# [Element data from apps and pages]
# # #

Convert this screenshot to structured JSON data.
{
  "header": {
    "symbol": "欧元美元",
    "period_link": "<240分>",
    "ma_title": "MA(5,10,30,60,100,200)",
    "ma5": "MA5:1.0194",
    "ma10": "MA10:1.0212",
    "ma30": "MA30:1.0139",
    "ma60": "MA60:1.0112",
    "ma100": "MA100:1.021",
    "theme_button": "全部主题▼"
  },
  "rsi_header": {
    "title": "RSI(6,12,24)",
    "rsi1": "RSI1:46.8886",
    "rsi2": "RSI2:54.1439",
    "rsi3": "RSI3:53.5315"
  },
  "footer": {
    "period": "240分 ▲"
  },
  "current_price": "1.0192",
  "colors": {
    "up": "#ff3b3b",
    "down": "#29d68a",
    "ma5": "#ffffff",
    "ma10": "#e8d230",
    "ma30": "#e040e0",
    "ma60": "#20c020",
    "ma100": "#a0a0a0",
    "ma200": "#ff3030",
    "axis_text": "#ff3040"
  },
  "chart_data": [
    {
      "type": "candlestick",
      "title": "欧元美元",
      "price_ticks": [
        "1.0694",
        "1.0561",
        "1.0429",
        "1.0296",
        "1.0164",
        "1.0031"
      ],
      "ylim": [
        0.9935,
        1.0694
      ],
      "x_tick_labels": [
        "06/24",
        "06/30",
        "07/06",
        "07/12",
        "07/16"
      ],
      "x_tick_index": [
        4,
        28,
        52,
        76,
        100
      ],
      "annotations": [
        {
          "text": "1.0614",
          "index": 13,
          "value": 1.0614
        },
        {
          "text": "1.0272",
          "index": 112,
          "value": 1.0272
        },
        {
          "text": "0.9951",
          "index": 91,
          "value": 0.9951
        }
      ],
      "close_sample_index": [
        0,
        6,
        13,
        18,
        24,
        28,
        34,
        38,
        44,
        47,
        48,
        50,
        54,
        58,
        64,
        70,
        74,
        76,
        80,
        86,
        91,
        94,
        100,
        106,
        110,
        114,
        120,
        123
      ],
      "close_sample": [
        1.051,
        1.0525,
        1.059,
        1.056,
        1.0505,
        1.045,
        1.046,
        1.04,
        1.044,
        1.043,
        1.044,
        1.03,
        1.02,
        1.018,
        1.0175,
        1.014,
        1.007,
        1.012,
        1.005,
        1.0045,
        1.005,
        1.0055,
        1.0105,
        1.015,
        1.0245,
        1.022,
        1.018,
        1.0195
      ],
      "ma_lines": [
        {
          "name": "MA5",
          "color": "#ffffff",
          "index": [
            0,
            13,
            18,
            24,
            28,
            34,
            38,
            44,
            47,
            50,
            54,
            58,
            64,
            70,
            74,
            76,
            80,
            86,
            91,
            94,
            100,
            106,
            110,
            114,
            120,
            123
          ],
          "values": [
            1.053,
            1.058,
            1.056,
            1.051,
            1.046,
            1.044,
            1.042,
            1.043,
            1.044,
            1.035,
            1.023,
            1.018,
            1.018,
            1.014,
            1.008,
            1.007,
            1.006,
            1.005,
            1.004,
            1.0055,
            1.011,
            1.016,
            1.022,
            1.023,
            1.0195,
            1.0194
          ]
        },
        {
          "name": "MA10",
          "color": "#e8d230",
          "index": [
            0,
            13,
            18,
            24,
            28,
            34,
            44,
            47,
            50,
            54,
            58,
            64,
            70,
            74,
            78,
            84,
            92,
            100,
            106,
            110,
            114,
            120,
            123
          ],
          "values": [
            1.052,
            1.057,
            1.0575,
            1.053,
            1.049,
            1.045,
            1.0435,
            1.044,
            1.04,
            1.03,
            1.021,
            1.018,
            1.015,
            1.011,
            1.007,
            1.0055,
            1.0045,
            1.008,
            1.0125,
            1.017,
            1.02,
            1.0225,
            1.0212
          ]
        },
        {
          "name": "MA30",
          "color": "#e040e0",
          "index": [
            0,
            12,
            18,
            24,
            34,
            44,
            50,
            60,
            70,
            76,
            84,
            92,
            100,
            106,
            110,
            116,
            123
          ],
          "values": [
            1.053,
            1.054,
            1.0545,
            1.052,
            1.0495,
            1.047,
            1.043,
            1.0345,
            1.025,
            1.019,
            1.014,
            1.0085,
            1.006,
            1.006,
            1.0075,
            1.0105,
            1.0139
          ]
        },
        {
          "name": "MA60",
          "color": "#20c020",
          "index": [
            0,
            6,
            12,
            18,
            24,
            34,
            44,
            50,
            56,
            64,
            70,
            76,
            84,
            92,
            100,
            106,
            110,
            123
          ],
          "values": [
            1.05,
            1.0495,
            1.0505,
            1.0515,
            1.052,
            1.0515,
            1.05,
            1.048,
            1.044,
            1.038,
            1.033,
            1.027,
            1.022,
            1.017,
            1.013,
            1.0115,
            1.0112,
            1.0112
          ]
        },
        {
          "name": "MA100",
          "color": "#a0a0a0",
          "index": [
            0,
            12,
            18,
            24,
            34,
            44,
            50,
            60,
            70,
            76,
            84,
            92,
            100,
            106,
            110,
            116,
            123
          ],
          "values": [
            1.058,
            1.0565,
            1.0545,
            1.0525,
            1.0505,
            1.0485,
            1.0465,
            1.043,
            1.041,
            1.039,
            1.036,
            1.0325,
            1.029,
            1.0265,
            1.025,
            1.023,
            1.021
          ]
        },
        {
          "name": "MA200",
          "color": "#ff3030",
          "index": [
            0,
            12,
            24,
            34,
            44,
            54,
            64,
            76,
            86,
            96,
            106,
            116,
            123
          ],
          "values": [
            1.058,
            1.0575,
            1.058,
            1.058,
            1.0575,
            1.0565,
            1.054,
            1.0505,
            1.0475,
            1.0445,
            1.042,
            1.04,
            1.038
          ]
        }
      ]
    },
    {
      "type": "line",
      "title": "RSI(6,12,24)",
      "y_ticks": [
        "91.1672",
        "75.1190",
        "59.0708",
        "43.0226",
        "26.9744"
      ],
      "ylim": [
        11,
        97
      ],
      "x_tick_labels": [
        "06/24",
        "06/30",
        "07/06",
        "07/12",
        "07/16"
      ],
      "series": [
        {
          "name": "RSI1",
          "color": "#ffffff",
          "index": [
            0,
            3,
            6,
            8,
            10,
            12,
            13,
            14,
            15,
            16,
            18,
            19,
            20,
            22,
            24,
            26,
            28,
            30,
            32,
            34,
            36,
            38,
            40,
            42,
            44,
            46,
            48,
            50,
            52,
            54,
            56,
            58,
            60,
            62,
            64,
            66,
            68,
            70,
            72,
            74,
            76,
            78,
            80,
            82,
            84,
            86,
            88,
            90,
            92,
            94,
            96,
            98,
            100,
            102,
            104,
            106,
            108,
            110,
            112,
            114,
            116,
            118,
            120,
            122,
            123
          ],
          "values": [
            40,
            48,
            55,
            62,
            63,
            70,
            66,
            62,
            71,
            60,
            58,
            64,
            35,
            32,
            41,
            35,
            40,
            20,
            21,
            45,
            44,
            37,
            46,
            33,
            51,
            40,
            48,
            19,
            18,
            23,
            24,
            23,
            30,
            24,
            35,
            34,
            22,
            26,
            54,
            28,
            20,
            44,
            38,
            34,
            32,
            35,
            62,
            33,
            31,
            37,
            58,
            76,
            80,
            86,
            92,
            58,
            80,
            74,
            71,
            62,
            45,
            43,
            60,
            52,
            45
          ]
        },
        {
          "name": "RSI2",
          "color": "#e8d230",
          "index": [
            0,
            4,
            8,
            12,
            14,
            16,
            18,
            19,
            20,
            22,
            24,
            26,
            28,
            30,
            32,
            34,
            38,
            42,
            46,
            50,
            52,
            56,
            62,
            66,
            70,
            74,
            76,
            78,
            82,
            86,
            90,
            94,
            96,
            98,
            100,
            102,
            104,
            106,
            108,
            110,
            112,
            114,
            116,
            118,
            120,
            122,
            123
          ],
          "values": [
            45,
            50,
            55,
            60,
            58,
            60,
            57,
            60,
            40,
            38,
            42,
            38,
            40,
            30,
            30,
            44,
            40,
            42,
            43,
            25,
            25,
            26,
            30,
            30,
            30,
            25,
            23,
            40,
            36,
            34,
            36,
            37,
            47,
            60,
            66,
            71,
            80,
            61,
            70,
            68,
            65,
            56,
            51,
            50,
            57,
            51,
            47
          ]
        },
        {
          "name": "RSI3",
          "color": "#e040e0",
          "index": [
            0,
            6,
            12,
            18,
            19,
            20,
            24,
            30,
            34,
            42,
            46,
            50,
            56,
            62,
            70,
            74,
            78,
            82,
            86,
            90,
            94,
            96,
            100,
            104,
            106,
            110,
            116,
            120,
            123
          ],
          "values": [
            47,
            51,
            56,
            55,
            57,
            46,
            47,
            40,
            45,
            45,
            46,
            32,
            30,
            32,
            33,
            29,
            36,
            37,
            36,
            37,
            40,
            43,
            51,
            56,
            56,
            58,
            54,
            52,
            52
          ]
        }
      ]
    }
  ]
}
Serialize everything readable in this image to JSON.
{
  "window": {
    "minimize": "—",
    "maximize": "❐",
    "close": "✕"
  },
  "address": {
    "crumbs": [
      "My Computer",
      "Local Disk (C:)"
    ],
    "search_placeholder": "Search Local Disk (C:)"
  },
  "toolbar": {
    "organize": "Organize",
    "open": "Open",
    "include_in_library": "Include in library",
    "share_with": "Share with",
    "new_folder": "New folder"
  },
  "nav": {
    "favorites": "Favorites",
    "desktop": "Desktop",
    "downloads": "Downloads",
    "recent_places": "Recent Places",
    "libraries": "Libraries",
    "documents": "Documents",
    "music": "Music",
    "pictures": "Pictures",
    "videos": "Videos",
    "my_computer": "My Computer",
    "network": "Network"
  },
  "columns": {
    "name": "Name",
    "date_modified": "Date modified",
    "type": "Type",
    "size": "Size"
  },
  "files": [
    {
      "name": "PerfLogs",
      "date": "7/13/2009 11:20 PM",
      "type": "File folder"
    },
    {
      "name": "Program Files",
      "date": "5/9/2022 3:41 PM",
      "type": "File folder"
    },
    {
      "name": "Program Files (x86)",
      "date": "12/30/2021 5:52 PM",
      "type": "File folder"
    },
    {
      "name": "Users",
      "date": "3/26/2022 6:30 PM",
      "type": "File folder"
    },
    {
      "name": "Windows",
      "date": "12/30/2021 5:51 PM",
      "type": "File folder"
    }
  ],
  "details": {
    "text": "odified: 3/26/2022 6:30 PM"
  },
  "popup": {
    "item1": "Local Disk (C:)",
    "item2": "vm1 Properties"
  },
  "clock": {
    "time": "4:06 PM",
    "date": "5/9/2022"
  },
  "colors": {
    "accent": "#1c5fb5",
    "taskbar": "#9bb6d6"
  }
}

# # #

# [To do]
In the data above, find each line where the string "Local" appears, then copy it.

# [Solution]
      "Local Disk (C:)"
    "search_placeholder": "Search Local Disk (C:)"
    "item1": "Local Disk (C:)",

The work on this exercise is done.